Literature, Film, Food, etc.
I charge you deacons, to inspire faithful ministries of service to one another, to the larger community, and to the world. Remind us that the Lord requires us “to act justly and to love mercy and to walk humbly with [our] God” (Mic. 6:8). Teach us to be merciful and to seize new opportunities to worship God with offerings of wealth, time, and ability. Realize that benevolence is a quality of our life in Christ and not merely a matter of financial assistance. Therefore, minister to rich and poor alike, both within and outside the church. Weigh our opportunities for giving and service and use the church’s resources discerningly. Be compassionate to those in need and treat them with dignity and respect; hold in trust all sensitive matters confided to you. Encourage with words that create hope in hearts and with deeds that bring joy into lives. Be prophetic critics of the waste, injustice, and selfishness in our society, and be sensitive counselors to the victims of such evils. Let your lives be above reproach; live as examples of Christ Jesus; look to the interests of others. And in all your ministries help us participate in the renewing of all things even as we anticipate its completion when God’s kingdom comes.
This is the CRC’s official charge to the deacons. Reformed Christians often suffer from being mired in theology and lacking in the exuberant outreach and action that other denominations are known for. I love this document, as it marries Scriptural literacy and Spirit-led activity.

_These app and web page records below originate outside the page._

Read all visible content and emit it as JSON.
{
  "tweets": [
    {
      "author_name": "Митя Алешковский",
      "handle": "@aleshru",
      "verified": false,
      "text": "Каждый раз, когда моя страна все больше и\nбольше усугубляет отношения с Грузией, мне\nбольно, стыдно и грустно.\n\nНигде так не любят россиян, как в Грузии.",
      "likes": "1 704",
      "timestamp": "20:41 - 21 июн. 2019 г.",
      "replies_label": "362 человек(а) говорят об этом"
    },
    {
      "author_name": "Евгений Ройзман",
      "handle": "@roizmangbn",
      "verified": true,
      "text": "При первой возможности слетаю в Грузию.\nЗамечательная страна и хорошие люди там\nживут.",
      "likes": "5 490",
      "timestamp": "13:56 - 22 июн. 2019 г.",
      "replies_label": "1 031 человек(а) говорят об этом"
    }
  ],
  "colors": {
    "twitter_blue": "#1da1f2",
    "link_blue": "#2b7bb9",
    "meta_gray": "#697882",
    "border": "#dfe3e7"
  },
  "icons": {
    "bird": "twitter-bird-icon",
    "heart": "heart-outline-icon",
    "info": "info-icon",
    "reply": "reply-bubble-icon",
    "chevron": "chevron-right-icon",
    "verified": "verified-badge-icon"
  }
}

When looking at what happened in the Rwandan genocide, we can conclude despairingly that the nature of humanity is evil–or we can focus on the things that endured: the extraordinary power of the human spirt, the exquisite dignity of some individuals on even the darkest days, and the number of people who helped one another during and after the tragedies in Rwanda simply because it was the right thing to do. It is from a place of hope, of the possibility of rebirth, of retribution, and even of optimism that Rwanda now has a real chance to become one of the developing world’s success stories.
This book was recommended to me as I started training with United Way of Whatcom County. It helpfully sets the stage of using financial/economic success in tackling poverty and oppression.
Onward, Christian Liberals / Marilynne Robinson
You shall be holy, for I the LORD your God am holy. —Leviticus 19.2
I realize that in attempting to write on the subject of personal holiness, I encounter interference in my mind between my own sense of the life of the soul and understandings that are now pervasive and very little questioned. The phrase “personal holiness,” in what at present is its received sense, suggests a preoccupation with (usually) minor, nameable, and numerable sins and the pious avoidance of them where possible. It suggests a regime of pious behaviors whose object is the advantage of one’s own soul. It suggests also a sense of security concerning final things, which is understood as a virtue, though it is in fact a confidence not claimed even by the Apostle Paul. If this is a view of the matter commonly held by the unchurched and the irreligious, it is nevertheless a fair account of the thought and practice of many who do indeed aspire to personal holiness, or who feel they have achieved it…
Marilynne Robinson is incredible. I read this article every year, which is maybe not often enough. There’s a short list of media that I want to send to everybody ever, and this is in the top five.
In 2015, she and President Obama spoke about faith and hope, how to live with conviction, and other stuff.